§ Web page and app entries
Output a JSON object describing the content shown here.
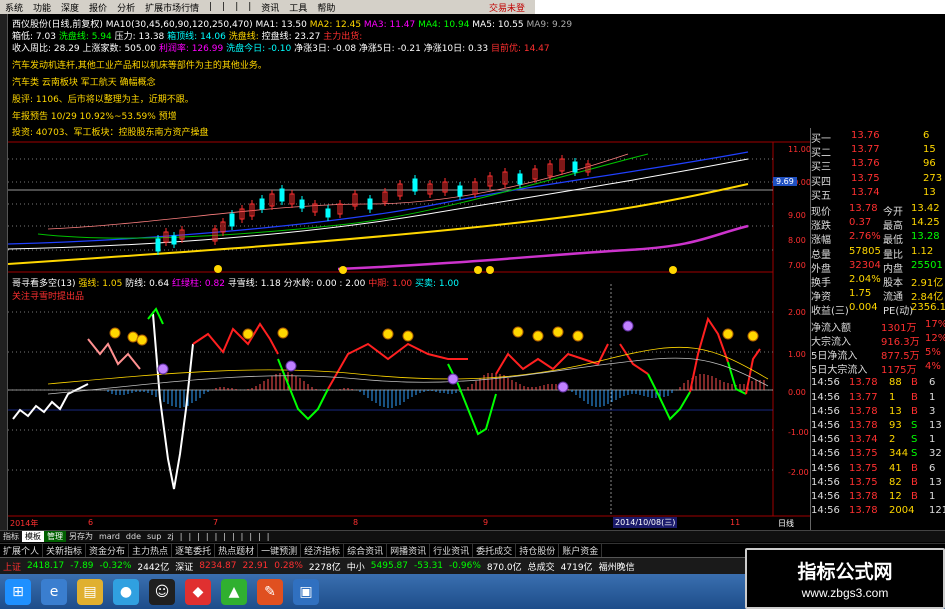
{
  "menubar": {
    "items": [
      "系统",
      "功能",
      "深度",
      "报价",
      "分析",
      "扩展市场行情",
      "|",
      "|",
      "|",
      "|",
      "资讯",
      "工具",
      "帮助"
    ],
    "brand": "交易未登"
  },
  "header": {
    "title": "西仪股份(日线,前复权)",
    "ma_params": "MA10(30,45,60,90,120,250,470)",
    "ma1": "MA1: 13.50",
    "ma2": "MA2: 12.45",
    "ma3": "MA3: 11.47",
    "ma4": "MA4: 10.94",
    "ma5": "MA5: 10.55",
    "ma9": "MA9: 9.29",
    "row2": [
      "箱低: 7.03",
      "洗盘线: 5.94",
      "压力: 13.38",
      "箱顶线: 14.06",
      "洗盘线:",
      "控盘线: 23.27",
      "主力出货:"
    ],
    "row3": [
      "收入周比: 28.29",
      "上涨家数: 505.00",
      "利润率: 126.99",
      "洗盘今日: -0.10",
      "净涨3日: -0.08",
      "净涨5日: -0.21",
      "净涨10日: 0.33",
      "目前优: 14.47"
    ]
  },
  "info": {
    "l1": "汽车发动机连杆,其他工业产品和以机床等部件为主的其他业务。",
    "l2": "汽车类 云南板块 军工航天 确幅概念",
    "l3": "股评: 1106、后市将以整理为主，近期不跟。",
    "l4": "年报预告",
    "l5": "年报预告 10/29 10.92%~53.59% 预增",
    "l6": "投资: 40703、军工板块：控股股东南方资产操盘"
  },
  "indicator": {
    "title": "哥寻看多空(13)",
    "strong": "强线: 1.05",
    "defense": "防线: 0.64",
    "red": "红绿柱: 0.82",
    "seek": "寻雪线: 1.18",
    "divide": "分水岭: 0.00 : 2.00",
    "mid": "中期: 1.00",
    "buy": "买卖: 1.00",
    "alert": "关注寻雪时提出品"
  },
  "price_axis": {
    "main": [
      "11.00",
      "10.00",
      "9.00",
      "8.00",
      "7.00"
    ],
    "marker": "9.69",
    "ind": [
      "2.00",
      "1.00",
      "0.00",
      "-1.00",
      "-2.00"
    ]
  },
  "dates": [
    "2014年",
    "6",
    "7",
    "8",
    "9",
    "2014/10/08(三)",
    "11",
    "日线"
  ],
  "quotes": {
    "buy_labels": [
      "买一",
      "买二",
      "买三",
      "买四",
      "买五"
    ],
    "buy_prices": [
      "13.76",
      "13.77",
      "13.76",
      "13.75",
      "13.74"
    ],
    "buy_vols": [
      "6",
      "15",
      "96",
      "273",
      "13"
    ],
    "stats": [
      {
        "k": "现价",
        "v": "13.78",
        "k2": "今开",
        "v2": "13.42"
      },
      {
        "k": "涨跌",
        "v": "0.37",
        "k2": "最高",
        "v2": "14.25"
      },
      {
        "k": "涨幅",
        "v": "2.76%",
        "k2": "最低",
        "v2": "13.28"
      },
      {
        "k": "总量",
        "v": "57805",
        "k2": "量比",
        "v2": "1.12"
      },
      {
        "k": "外盘",
        "v": "32304",
        "k2": "内盘",
        "v2": "25501"
      },
      {
        "k": "换手",
        "v": "2.04%",
        "k2": "股本",
        "v2": "2.91亿"
      },
      {
        "k": "净资",
        "v": "1.75",
        "k2": "流通",
        "v2": "2.84亿"
      },
      {
        "k": "收益(三)",
        "v": "0.004",
        "k2": "PE(动)",
        "v2": "2356.1"
      }
    ],
    "flows": [
      {
        "k": "净流入额",
        "v": "1301万",
        "p": "17%"
      },
      {
        "k": "大宗流入",
        "v": "916.3万",
        "p": "12%"
      },
      {
        "k": "5日净流入",
        "v": "877.5万",
        "p": "5%"
      },
      {
        "k": "5日大宗流入",
        "v": "1175万",
        "p": "4%"
      }
    ],
    "ticks": [
      {
        "t": "14:56",
        "p": "13.78",
        "v": "88",
        "s": "B",
        "n": "6"
      },
      {
        "t": "14:56",
        "p": "13.77",
        "v": "1",
        "s": "B",
        "n": "1"
      },
      {
        "t": "14:56",
        "p": "13.78",
        "v": "13",
        "s": "B",
        "n": "3"
      },
      {
        "t": "14:56",
        "p": "13.78",
        "v": "93",
        "s": "S",
        "n": "13"
      },
      {
        "t": "14:56",
        "p": "13.74",
        "v": "2",
        "s": "S",
        "n": "1"
      },
      {
        "t": "14:56",
        "p": "13.75",
        "v": "344",
        "s": "S",
        "n": "32"
      },
      {
        "t": "14:56",
        "p": "13.75",
        "v": "41",
        "s": "B",
        "n": "6"
      },
      {
        "t": "14:56",
        "p": "13.75",
        "v": "82",
        "s": "B",
        "n": "13"
      },
      {
        "t": "14:56",
        "p": "13.78",
        "v": "12",
        "s": "B",
        "n": "1"
      },
      {
        "t": "14:56",
        "p": "13.78",
        "v": "2004",
        "s": "",
        "n": "121"
      }
    ]
  },
  "tabbar": [
    "指标",
    "模板",
    "管理",
    "另存为",
    "mard",
    "dde",
    "sup",
    "zj",
    "|",
    "|",
    "|",
    "|",
    "|",
    "|",
    "|",
    "|",
    "|",
    "|",
    "|"
  ],
  "funcbar": [
    "扩展个人",
    "关新指标",
    "资金分布",
    "主力热点",
    "逐笔委托",
    "热点题材",
    "一键预测",
    "经济指标",
    "综合资讯",
    "网播资讯",
    "行业资讯",
    "委托成交",
    "持仓股份",
    "账户资金"
  ],
  "statusbar": {
    "sh": "上证",
    "sh_val": "2418.17",
    "sh_chg": "-7.89",
    "sh_pct": "-0.32%",
    "sh_amt": "2442亿",
    "sz": "深证",
    "sz_val": "8234.87",
    "sz_chg": "22.91",
    "sz_pct": "0.28%",
    "sz_amt": "2278亿",
    "zx": "中小",
    "zx_val": "5495.87",
    "zx_chg": "-53.31",
    "zx_pct": "-0.96%",
    "zx_amt": "870.0亿",
    "total_lbl": "总成交",
    "total": "4719亿",
    "label2": "福州晚信"
  },
  "watermark": {
    "title": "指标公式网",
    "url": "www.zbgs3.com"
  },
  "colors": {
    "up": "#ff3030",
    "down": "#00ff00",
    "ma_yellow": "#ffd700",
    "ma_white": "#ffffff",
    "ma_magenta": "#cc33cc"
  }
}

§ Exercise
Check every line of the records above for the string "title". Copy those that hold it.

§ Solution for this task
    "title": "西仪股份(日线,前复权)",
    "title": "哥寻看多空(13)",
    "title": "指标公式网",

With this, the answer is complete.